For example, on most smooth surfaces where black powder is used, clear lifting tape and krome-coat fingerprint card is the best way to lift and preserve this print. I find that the krome coat card and volcanic dark black powder gives the best contrast on most surfaces encountered at a crime scene. Other substrates may require photography as the best way to preserve a print, although I would recomment taking photographs of the prints before any lifting is attempted. Another medium that works well on rough woods or styrofoam surfaces is mikrosil casting material.
While there are many mediums we can choose from to do our job, the point here is: be sure you recognize the type of surface you have to work with and decide which lifting medium will be the best to do the job.
Before we use any medium (powder, chemical, cyanoacrylate ester fuming) to process our evidence. it is always a good idea to follow the safey guidelines or policies of your agency. These guidelines are for our protection, and can keep us from making a serious or fatal mistake. When using chemicals, it is advisable to dip your items in a chemical wash to avoid splashing or inhaling sprayed fumes. Always wear PPE equipment and respirator when dealing with harmful chemicals read the warning labels before beginning.
Smooth surfaces (glass or smooth painted surfaces) black powder and tape are a good choice.
Paper products usually require the use of certain chemicals, such as ninhyrdrin or indane dione, for best results. This type of processing should be preformed back at your lab, and under good ventilation and controlled conditions. Another approach to paper processing is the use of magnetic powder, but I would use caution before making this choice.
On smooth cardboard surfaces I find that magnetic powder does a good job.
Rough wood surfaces, the medium and the lifting method will need to be evaluated. On unpainted wood, especially smooth surfaces, ninhrdrin is a good choice. On rough wood, black powder, then mikrosil may be the best method available.
Styrofoam surfaces (cups, plates) magnetic powder and white mikrosil is a good combination here.
Wet surfaces- I use SPR spray. This will develop a print in wet conditions, then traditional lifting procedures will collect the print.
On certain items that require processing, such as tin products or bottles, the use of cyacnoacrylate ester fuming first will help preserve the print in place. Once the item is removed from the fuming chamber, black or magnetic powder can be used to develop the print, along with various chemicals.
Once you fume your items, there are several chemical agents that will help develop the prints better. A good chemical to use after cyanoacrylate ester fuming is Rhodamine 6g. Place R6G in a dish and place your item in the chemical wash. I find that slightly aggitating the item in the wash will help develop the prints better.
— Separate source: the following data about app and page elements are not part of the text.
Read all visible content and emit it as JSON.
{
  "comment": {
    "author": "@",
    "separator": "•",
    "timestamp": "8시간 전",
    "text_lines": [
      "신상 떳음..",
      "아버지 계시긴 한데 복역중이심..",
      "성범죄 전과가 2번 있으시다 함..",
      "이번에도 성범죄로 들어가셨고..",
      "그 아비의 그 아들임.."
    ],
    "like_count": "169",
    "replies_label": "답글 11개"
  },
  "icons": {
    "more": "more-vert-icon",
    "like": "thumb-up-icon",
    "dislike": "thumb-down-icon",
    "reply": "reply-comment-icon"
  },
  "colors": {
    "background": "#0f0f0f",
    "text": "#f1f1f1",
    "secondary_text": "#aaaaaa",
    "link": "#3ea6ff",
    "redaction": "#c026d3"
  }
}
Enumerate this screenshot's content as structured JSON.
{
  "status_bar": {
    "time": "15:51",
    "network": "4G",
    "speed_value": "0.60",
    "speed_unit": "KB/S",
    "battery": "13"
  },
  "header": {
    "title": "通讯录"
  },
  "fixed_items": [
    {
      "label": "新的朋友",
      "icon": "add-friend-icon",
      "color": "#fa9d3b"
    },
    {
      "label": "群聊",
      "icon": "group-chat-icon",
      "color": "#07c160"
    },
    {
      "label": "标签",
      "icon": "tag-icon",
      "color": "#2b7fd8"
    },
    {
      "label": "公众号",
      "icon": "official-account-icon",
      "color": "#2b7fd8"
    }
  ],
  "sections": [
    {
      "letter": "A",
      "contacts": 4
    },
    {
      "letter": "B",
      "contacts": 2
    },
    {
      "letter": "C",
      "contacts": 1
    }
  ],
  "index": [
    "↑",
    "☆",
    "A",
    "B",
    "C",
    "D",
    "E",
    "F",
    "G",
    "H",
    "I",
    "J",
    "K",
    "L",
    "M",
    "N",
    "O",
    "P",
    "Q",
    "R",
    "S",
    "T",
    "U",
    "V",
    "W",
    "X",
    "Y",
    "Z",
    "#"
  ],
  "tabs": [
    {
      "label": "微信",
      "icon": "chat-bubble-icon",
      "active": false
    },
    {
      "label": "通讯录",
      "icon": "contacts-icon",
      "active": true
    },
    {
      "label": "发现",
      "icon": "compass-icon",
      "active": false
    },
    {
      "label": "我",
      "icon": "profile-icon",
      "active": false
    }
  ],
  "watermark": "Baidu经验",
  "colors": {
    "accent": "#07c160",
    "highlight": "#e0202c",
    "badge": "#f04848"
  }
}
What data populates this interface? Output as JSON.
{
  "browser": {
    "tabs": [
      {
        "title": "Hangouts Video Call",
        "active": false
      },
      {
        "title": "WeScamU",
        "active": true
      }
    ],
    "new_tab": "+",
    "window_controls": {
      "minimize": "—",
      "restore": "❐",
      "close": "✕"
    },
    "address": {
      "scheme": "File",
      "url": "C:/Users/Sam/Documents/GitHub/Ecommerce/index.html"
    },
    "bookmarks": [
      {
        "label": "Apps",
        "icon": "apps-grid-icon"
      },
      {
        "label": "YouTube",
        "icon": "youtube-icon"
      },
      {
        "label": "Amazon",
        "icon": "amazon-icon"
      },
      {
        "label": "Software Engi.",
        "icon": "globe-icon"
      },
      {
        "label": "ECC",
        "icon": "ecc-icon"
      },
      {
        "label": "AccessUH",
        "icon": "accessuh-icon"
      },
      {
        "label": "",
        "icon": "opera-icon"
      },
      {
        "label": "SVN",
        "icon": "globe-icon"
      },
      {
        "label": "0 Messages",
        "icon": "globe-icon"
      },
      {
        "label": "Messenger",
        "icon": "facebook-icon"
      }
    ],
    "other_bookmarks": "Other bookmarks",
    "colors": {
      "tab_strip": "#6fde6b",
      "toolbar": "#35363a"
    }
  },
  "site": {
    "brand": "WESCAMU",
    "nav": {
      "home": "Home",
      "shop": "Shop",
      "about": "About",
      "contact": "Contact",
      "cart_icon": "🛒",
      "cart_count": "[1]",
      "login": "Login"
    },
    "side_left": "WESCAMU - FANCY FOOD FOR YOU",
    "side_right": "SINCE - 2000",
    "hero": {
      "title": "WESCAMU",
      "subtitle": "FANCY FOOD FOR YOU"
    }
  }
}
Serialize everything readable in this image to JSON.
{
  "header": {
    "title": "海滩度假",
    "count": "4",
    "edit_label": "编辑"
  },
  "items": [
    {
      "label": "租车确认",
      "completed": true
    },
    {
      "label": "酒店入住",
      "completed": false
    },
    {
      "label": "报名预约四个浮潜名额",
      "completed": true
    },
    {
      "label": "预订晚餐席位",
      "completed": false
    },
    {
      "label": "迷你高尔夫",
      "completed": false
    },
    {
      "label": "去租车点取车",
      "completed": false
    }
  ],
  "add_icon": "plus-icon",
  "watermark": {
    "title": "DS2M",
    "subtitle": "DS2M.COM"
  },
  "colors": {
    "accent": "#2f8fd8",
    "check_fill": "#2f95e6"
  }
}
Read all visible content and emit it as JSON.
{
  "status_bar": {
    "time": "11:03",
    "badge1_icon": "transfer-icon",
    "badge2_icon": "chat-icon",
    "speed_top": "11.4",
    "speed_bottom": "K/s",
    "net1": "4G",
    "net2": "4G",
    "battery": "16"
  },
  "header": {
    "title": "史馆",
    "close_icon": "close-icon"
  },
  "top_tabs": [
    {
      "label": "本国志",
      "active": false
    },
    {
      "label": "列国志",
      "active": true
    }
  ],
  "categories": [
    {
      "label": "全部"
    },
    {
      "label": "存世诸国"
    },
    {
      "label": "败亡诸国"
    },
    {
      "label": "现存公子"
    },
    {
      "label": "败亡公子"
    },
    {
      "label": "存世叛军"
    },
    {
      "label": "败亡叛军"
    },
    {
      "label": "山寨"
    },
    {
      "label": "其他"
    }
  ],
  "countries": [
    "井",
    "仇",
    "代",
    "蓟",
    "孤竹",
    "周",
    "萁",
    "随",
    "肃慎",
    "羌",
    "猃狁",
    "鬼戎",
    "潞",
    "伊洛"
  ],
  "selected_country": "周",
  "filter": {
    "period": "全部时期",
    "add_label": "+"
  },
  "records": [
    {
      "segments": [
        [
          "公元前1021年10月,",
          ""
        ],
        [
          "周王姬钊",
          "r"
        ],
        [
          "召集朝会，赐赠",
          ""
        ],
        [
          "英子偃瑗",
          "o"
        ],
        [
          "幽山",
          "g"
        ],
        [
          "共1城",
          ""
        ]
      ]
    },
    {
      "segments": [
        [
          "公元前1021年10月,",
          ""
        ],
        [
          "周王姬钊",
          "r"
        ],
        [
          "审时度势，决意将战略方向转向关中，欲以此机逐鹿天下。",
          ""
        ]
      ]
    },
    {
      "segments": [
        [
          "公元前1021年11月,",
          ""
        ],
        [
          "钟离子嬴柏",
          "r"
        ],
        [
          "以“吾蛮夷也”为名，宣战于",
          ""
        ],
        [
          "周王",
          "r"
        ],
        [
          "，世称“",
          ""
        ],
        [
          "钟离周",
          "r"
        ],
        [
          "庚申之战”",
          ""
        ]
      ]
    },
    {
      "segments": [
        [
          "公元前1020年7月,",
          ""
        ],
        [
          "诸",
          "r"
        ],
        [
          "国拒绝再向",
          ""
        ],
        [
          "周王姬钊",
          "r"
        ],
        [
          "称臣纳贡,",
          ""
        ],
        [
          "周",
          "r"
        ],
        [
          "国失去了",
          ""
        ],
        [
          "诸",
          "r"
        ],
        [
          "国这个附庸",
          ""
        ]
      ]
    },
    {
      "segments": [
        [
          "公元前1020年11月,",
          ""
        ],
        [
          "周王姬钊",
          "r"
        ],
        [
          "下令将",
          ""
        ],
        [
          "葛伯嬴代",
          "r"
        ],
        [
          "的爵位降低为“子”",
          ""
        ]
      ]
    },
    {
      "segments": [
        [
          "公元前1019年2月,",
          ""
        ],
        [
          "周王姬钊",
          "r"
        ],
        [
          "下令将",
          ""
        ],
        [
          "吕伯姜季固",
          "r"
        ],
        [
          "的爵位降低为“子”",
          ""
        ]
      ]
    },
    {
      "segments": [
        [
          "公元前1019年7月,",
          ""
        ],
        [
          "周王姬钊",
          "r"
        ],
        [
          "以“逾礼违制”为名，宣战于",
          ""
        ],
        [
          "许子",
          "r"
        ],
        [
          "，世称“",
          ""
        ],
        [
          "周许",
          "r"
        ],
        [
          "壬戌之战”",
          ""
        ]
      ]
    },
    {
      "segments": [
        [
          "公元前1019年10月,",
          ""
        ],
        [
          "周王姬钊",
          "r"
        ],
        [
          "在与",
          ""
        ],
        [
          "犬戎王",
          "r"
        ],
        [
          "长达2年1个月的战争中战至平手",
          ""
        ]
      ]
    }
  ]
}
Once this process is completed, either allow the item to air dry in a drying cabinet or gently remove wet drops by blotting the item using paper towels. To develop these prints you need to use the alternate light source and orange googles. Photography is always the best method to lift any developing prints. This procedure works great on plastic products like plastic baggies or plastic wrap.
Copyright 2007. Mel R. Bishop All rights reserved.